- Action item
The answer must be an exact restatement of all the data.

%%

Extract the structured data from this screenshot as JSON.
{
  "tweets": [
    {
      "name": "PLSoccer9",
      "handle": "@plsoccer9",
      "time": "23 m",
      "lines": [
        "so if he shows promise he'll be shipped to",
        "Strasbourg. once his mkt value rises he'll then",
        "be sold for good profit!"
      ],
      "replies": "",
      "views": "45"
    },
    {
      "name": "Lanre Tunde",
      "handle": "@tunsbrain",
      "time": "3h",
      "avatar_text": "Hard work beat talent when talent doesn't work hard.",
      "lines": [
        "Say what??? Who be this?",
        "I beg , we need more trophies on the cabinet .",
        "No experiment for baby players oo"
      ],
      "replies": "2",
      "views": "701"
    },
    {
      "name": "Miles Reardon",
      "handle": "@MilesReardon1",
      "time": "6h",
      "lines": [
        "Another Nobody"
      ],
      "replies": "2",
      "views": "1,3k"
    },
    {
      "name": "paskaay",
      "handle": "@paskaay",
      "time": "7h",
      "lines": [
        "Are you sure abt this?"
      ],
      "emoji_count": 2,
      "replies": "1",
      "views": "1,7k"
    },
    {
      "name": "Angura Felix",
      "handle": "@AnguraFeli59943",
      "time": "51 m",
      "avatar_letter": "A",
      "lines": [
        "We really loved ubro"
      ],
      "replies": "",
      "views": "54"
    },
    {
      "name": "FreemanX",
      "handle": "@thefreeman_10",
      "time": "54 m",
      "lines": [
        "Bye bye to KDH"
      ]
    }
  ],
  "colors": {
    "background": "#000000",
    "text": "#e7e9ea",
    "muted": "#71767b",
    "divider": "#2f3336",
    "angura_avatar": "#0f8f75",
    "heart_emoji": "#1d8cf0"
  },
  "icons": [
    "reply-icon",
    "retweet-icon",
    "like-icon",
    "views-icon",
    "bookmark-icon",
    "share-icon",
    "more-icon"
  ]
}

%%

- Exercise response
Extract the structured data from this screenshot as JSON.
{
  "tweets": [
    {
      "name": "PLSoccer9",
      "handle": "@plsoccer9",
      "time": "23 m",
      "lines": [
        "so if he shows promise he'll be shipped to",
        "Strasbourg. once his mkt value rises he'll then",
        "be sold for good profit!"
      ],
      "replies": "",
      "views": "45"
    },
    {
      "name": "Lanre Tunde",
      "handle": "@tunsbrain",
      "time": "3h",
      "avatar_text": "Hard work beat talent when talent doesn't work hard.",
      "lines": [
        "Say what??? Who be this?",
        "I beg , we need more trophies on the cabinet .",
        "No experiment for baby players oo"
      ],
      "replies": "2",
      "views": "701"
    },
    {
      "name": "Miles Reardon",
      "handle": "@MilesReardon1",
      "time": "6h",
      "lines": [
        "Another Nobody"
      ],
      "replies": "2",
      "views": "1,3k"
    },
    {
      "name": "paskaay",
      "handle": "@paskaay",
      "time": "7h",
      "lines": [
        "Are you sure abt this?"
      ],
      "emoji_count": 2,
      "replies": "1",
      "views": "1,7k"
    },
    {
      "name": "Angura Felix",
      "handle": "@AnguraFeli59943",
      "time": "51 m",
      "avatar_letter": "A",
      "lines": [
        "We really loved ubro"
      ],
      "replies": "",
      "views": "54"
    },
    {
      "name": "FreemanX",
      "handle": "@thefreeman_10",
      "time": "54 m",
      "lines": [
        "Bye bye to KDH"
      ]
    }
  ],
  "colors": {
    "background": "#000000",
    "text": "#e7e9ea",
    "muted": "#71767b",
    "divider": "#2f3336",
    "angura_avatar": "#0f8f75",
    "heart_emoji": "#1d8cf0"
  },
  "icons": [
    "reply-icon",
    "retweet-icon",
    "like-icon",
    "views-icon",
    "bookmark-icon",
    "share-icon",
    "more-icon"
  ]
}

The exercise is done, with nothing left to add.